That argument resonates with me.

Since Random is looking for arguments in Obama's favour, let's underline your point about Obama transcending partisan politics. Obama isn't fighting the same old battles; he has a record of collaboration with Republicans to achieve worthwhile initiatives.

(This is weird: a Canadian debating a Brit about the merits of a U.S. presidential candidate. But let's face it, the whole world has something at stake in this election.)

Jack's Shack said...

I'd say it's a pretty good analogy.

Only if you think that the presidency is comparable to basketball. I vote against that. On the court you can improvise and do all sorts of stuff that has none of the consequences of poor policy.

Experience is a key element. It is too big a job to give to someone who is just learning the ropes.

Scott said...

Speeches like this certainly go far to promote Obama as an anti-war candidate, but at the same time the man seems to have no issue with maintaining his stance on Iran, and the failure to take the option of pre-emptive strike (even nuclear) off the table. And again I like how he stood up to Clinton on the issue of talking to so-called "enemy" regimes, but then he turns around and says he'd bomb Pakistan if they didn't comply with US demands.

I'd probably feel safer with him in the White House than a Clinton or Giulianni, but I wouldn't go so far as to call him an outsider or someone with revolutionary ideas about foreign policy. I'll stick with truly anti-war candidates like Paul, Kucinch, and Gravel.

Jewish Atheist said...

Jack:

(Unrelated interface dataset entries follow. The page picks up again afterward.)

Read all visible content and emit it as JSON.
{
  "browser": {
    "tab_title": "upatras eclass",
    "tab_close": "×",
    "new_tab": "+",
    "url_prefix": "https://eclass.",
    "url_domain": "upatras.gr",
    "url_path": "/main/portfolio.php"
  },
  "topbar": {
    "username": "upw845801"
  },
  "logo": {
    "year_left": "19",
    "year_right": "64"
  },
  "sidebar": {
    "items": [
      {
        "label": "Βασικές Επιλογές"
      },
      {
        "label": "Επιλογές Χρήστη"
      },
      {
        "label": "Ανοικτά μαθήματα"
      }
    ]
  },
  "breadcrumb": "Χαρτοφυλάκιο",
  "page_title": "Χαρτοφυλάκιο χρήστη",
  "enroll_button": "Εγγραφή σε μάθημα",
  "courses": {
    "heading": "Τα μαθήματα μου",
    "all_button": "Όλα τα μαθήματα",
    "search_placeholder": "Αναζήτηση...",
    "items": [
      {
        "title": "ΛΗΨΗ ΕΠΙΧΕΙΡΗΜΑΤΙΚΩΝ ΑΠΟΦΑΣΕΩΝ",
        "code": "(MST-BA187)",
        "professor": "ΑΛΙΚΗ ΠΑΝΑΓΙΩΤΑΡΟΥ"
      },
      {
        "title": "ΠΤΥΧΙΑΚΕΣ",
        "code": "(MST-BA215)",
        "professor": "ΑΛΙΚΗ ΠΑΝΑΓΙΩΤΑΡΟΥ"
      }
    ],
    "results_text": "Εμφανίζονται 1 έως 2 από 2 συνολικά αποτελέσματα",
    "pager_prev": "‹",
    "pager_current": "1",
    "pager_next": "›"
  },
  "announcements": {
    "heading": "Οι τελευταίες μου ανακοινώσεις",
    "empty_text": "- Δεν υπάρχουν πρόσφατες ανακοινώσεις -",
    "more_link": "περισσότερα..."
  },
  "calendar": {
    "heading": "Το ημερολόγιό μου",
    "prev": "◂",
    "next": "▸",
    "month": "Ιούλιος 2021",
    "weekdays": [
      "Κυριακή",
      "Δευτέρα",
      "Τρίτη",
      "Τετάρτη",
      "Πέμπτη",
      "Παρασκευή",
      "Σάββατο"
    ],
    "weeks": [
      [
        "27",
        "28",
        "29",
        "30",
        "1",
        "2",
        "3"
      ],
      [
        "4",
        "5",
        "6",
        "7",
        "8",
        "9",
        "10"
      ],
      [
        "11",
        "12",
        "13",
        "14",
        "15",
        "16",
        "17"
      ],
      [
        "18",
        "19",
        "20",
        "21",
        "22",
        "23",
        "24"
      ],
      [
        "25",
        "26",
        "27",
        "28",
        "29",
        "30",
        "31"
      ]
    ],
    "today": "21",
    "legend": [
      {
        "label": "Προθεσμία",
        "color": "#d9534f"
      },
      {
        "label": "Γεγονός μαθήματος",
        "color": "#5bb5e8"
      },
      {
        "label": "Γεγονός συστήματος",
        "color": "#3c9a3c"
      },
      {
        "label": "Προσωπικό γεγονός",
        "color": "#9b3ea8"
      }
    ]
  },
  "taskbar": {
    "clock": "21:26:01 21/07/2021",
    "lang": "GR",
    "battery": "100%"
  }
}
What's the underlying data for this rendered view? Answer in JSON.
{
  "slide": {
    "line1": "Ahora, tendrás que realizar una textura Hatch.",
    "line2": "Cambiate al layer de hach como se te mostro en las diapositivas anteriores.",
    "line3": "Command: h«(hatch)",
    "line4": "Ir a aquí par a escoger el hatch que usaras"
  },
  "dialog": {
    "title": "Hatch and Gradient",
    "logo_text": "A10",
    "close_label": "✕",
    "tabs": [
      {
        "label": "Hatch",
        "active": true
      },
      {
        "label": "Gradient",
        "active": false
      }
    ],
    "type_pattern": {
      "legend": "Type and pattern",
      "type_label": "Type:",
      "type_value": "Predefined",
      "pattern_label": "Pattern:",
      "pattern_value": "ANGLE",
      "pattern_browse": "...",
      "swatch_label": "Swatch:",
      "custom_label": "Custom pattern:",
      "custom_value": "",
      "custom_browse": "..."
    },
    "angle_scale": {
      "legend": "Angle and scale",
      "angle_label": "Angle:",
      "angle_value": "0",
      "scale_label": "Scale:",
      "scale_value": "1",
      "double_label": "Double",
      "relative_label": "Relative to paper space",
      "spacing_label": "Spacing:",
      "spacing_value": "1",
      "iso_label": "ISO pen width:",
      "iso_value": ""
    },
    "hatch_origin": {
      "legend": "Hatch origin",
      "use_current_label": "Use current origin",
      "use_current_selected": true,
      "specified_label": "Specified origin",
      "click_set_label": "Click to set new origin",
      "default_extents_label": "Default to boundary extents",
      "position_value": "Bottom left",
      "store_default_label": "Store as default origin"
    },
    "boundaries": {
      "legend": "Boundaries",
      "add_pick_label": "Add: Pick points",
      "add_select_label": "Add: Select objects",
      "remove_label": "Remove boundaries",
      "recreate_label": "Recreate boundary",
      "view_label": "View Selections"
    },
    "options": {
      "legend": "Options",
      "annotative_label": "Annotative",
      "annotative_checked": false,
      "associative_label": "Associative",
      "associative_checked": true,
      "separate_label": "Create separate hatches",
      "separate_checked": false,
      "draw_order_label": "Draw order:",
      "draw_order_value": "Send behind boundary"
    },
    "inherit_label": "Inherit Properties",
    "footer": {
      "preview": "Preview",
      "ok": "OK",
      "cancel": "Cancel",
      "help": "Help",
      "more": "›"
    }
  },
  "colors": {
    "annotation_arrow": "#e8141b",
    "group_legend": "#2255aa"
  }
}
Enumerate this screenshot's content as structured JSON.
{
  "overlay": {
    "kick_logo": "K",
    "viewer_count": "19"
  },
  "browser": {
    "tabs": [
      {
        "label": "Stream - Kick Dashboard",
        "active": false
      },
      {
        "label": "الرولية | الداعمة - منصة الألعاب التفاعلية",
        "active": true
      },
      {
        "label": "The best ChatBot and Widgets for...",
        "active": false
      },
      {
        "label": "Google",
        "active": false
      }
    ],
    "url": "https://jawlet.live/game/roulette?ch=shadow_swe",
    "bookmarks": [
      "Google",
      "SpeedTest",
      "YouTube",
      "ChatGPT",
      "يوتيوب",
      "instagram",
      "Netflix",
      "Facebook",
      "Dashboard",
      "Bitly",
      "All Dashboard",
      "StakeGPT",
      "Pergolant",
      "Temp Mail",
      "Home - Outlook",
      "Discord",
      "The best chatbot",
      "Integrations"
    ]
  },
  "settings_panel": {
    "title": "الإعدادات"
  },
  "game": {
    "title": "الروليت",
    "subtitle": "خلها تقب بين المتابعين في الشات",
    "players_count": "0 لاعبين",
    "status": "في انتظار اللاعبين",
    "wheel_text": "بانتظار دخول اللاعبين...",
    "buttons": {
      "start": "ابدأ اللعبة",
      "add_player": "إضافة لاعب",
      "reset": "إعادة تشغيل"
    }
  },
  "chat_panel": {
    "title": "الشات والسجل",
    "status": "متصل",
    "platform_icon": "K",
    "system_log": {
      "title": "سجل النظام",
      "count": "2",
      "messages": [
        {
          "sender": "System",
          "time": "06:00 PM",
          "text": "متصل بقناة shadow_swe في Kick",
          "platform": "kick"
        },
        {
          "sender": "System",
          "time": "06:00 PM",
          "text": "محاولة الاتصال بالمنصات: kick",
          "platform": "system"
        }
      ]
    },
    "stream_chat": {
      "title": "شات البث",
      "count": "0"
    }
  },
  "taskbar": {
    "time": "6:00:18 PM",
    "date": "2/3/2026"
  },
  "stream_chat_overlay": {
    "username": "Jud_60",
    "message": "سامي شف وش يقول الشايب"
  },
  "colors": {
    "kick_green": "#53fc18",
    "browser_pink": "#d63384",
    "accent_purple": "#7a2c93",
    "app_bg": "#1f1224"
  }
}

Experience is a key element. It is too big a job to give to someone who is just learning the ropes.

Is being, e.g., governor of Arkansas really that much more experience than being a Senator? Did Bush's time as governor of Texas give him any legitimate preparation whatsoever? It's true that Hillary is uniquely experienced, having been married to a president, but her kind of experience is the exception, not the rule.


Scott:

Speeches like this certainly go far to promote Obama as an anti-war candidate, but at the same time the man seems to have no issue with maintaining his stance on Iran, and the failure to take the option of pre-emptive strike (even nuclear) off the table. And again I like how he stood up to Clinton on the issue of talking to so-called "enemy" regimes, but then he turns around and says he'd bomb Pakistan if they didn't comply with US demands.

I like that about him. He's not anti-war out of a knee-jerk reaction like many on the far left. As he said, he's not against all wars, just against stupid ones. I have no problem with surgical missile strikes on Iran or Pakistan -- and certainly no problem with the mere threats of them -- if they are the last resort. The problem with the current crowd is that attacking seems like it's always the first resort.

I can't for the life of me understand the criticism of Obama for his Pakistan remarks. If we could easily get bin Laden there and Musharaff refused to allow us, we shouldn't go for it?? I can see how some on the left would be against that, but it's ridiculous to see those to the right of Obama pretend like that's completely irresponsible while continuing to maintain that the invasion of Iraq was perfectly justified.

Bobbs said...

Well, Obama plays the same faith fiddle. Faith plays every role in his life. Not only does Obama have no experience but he also never accomplished anything of great significance.

BEAJ said...

Looks like Obama isn't after the atheist vote.

Shades of George Bush Sr.